[Opening Data under study section]

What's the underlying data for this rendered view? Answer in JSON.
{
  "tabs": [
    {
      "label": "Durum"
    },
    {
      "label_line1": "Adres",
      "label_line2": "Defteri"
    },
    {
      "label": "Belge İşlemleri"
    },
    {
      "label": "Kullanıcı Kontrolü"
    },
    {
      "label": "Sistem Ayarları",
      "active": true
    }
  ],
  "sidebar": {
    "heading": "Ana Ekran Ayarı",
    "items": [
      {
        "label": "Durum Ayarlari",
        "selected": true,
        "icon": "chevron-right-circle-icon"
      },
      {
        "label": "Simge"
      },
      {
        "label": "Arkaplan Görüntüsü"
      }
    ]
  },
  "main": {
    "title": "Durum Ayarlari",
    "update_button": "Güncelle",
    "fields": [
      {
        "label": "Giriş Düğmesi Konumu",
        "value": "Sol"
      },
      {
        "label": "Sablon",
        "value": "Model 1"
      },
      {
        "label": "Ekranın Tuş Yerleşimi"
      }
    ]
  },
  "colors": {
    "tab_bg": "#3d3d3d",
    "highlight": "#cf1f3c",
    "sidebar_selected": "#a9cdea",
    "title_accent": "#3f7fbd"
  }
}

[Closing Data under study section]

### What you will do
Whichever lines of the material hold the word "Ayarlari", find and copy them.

### Finished exercise
        "label": "Durum Ayarlari",
    "title": "Durum Ayarlari",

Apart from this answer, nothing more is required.